“I love the mashup of industrial design and boho art,” says Kim. “I will search for found objects like stair risers and salvaged foundry moulds and reimagine them — reclaiming them and sparing them from landfills. It makes this space creative and interesting and adds a storied feel to it.”

Carolyn adds that Kim’s eye for thrift items adds to the nostalgia. Visitors reminisce about things they had growing up, triggering good memories. Reimagined items still feel fresh and inspire playfulness, wonder, and imagination.

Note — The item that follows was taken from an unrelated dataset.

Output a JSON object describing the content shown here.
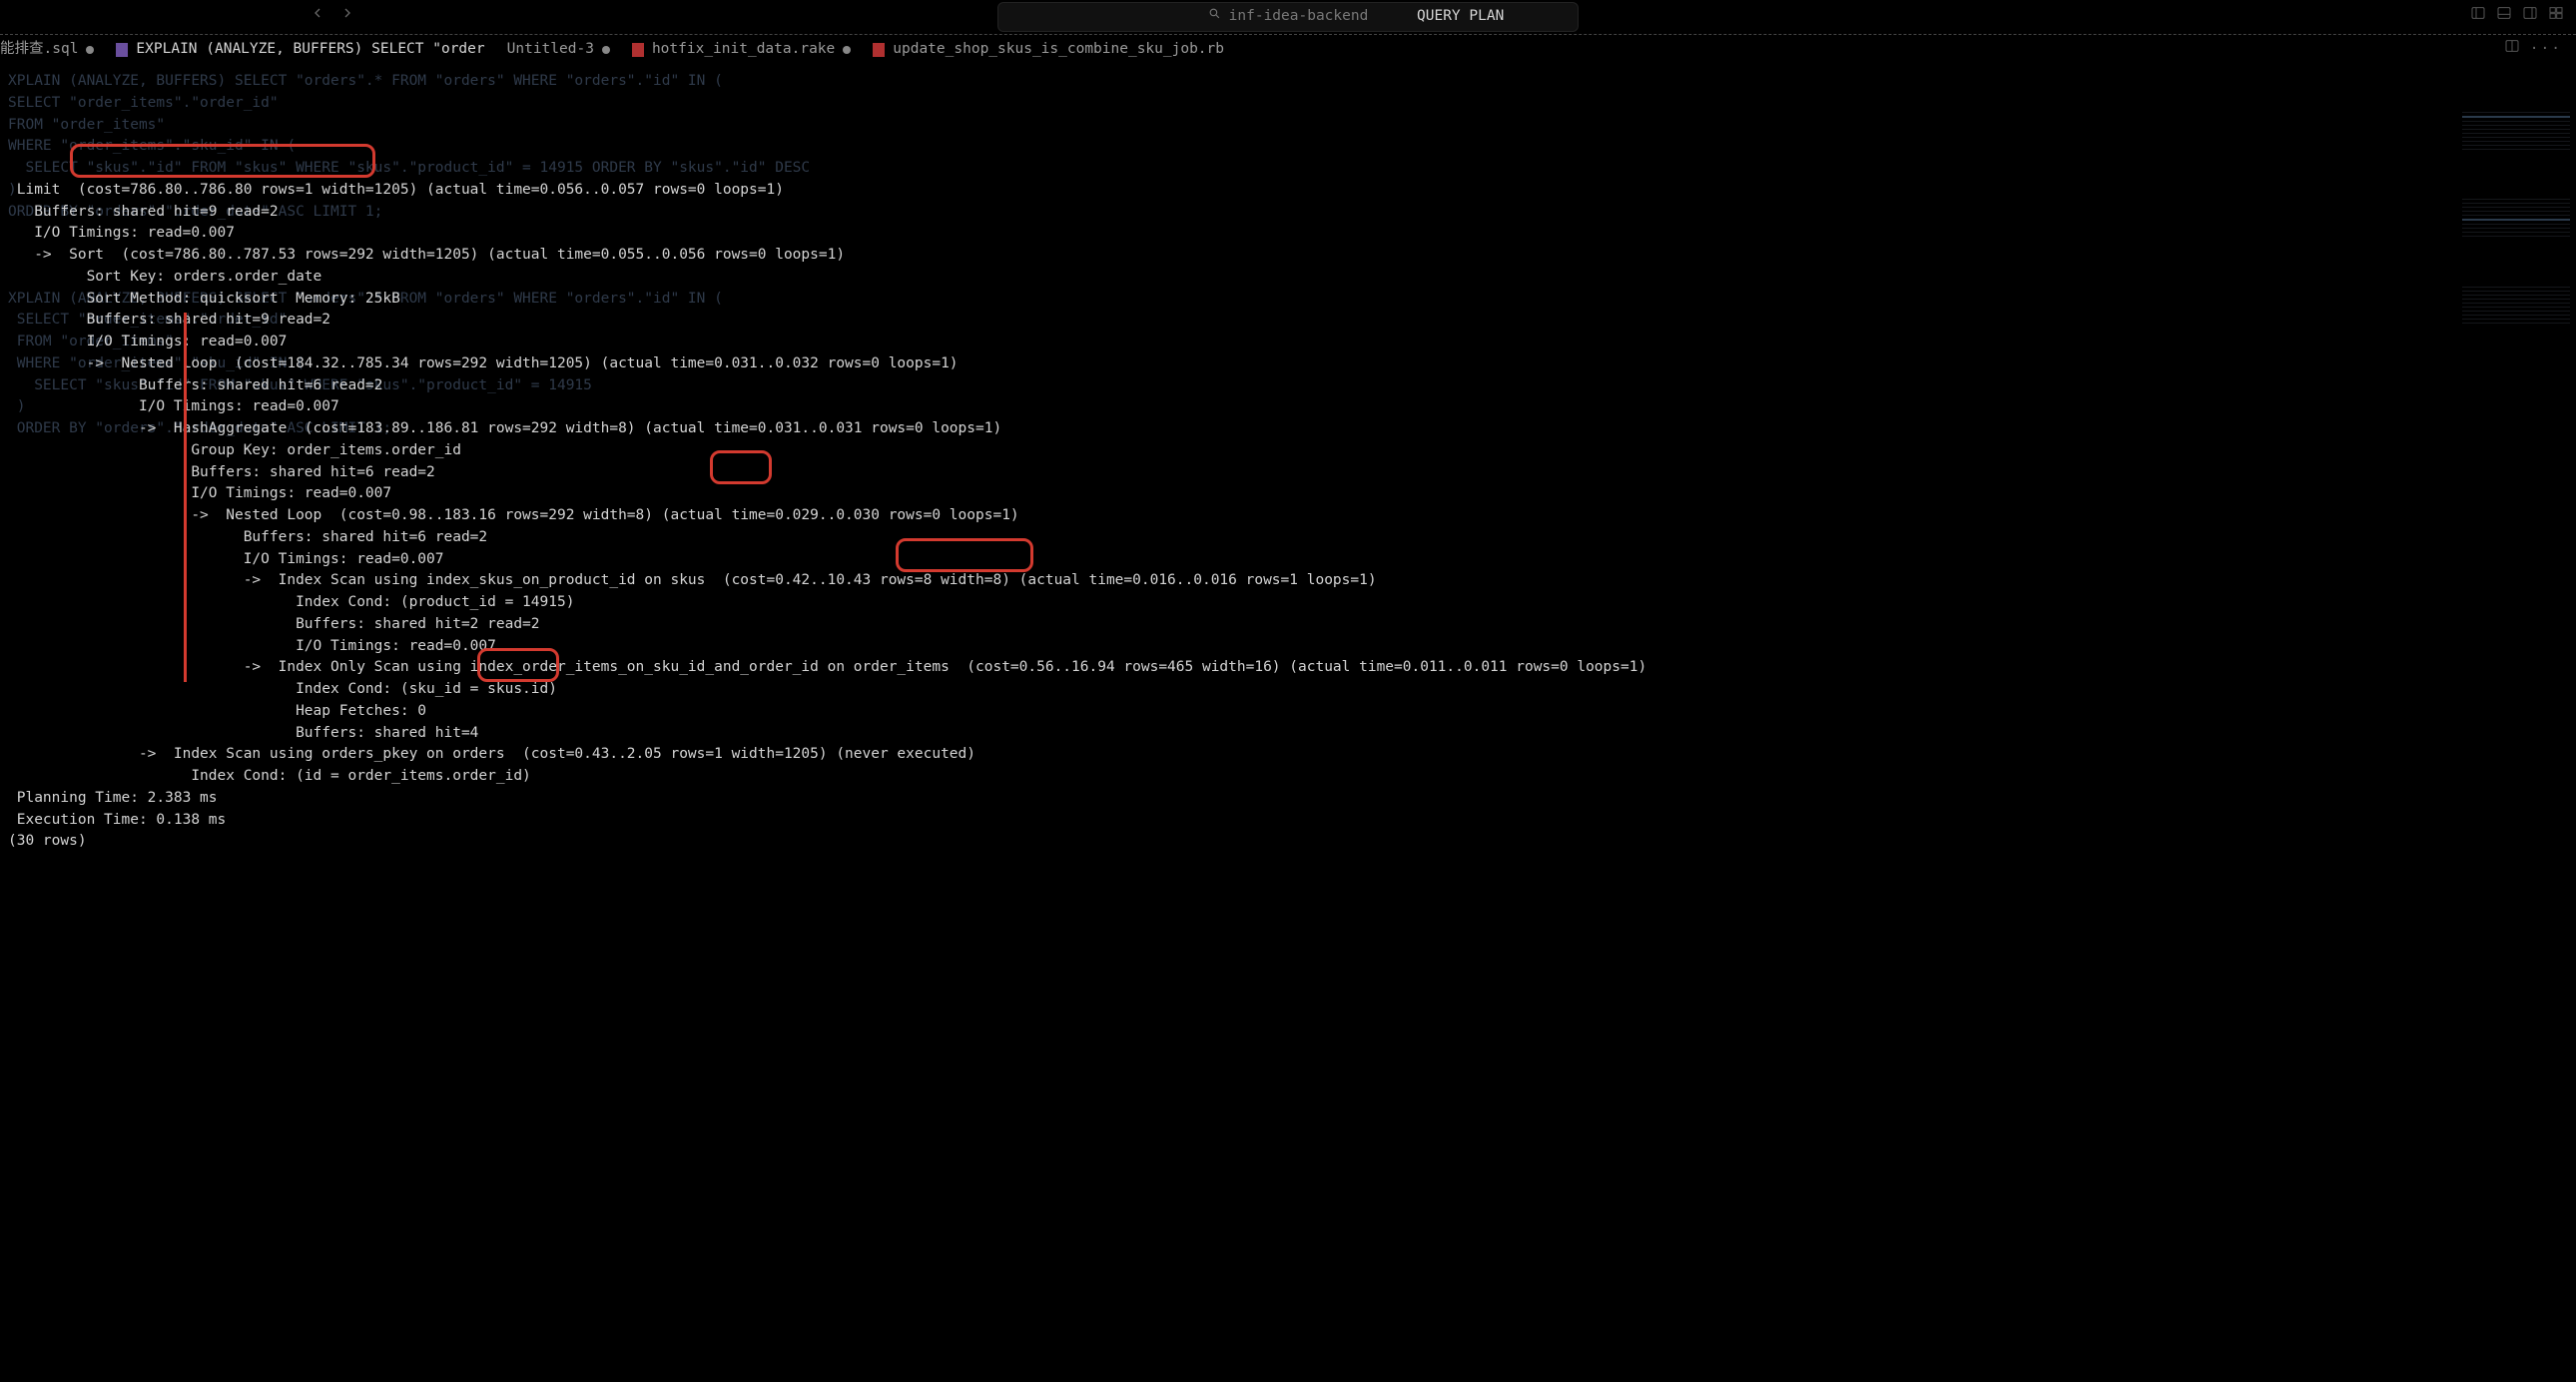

Poho Boho co-owners Kim Miller and Carolyn Scatterty pose with a reclaimed stair riser transformed into art. Kim searches for found objects she can reclaim and reimagines them, often mashing up industrial design and boho art.  (Photo: April Potter / kawarthaNOW)
Poho Boho co-owners Kim Miller and Carolyn Scatterty pose with a reclaimed stair riser transformed into art. Kim searches for found objects she can reclaim and reimagines them, often mashing up industrial design and boho art. (Photo: April Potter / kawarthaNOW)

One of the things that Kim and Carolyn both love about Poho Boho is its sense of community.

“We’ll have a group of girls in here, someone will try something on, and suddenly everyone is commenting on how great it looks,” says Kim. “For us, feeling good in what you wear is all that matters, but to be encouraged by women you don’t know — women supporting other women — is really cool, and we get to witness that all of the time.”

Poho Boho is located at 93 Walton Street in downtown Port Hope. You can also find them on Facebook and Instagram.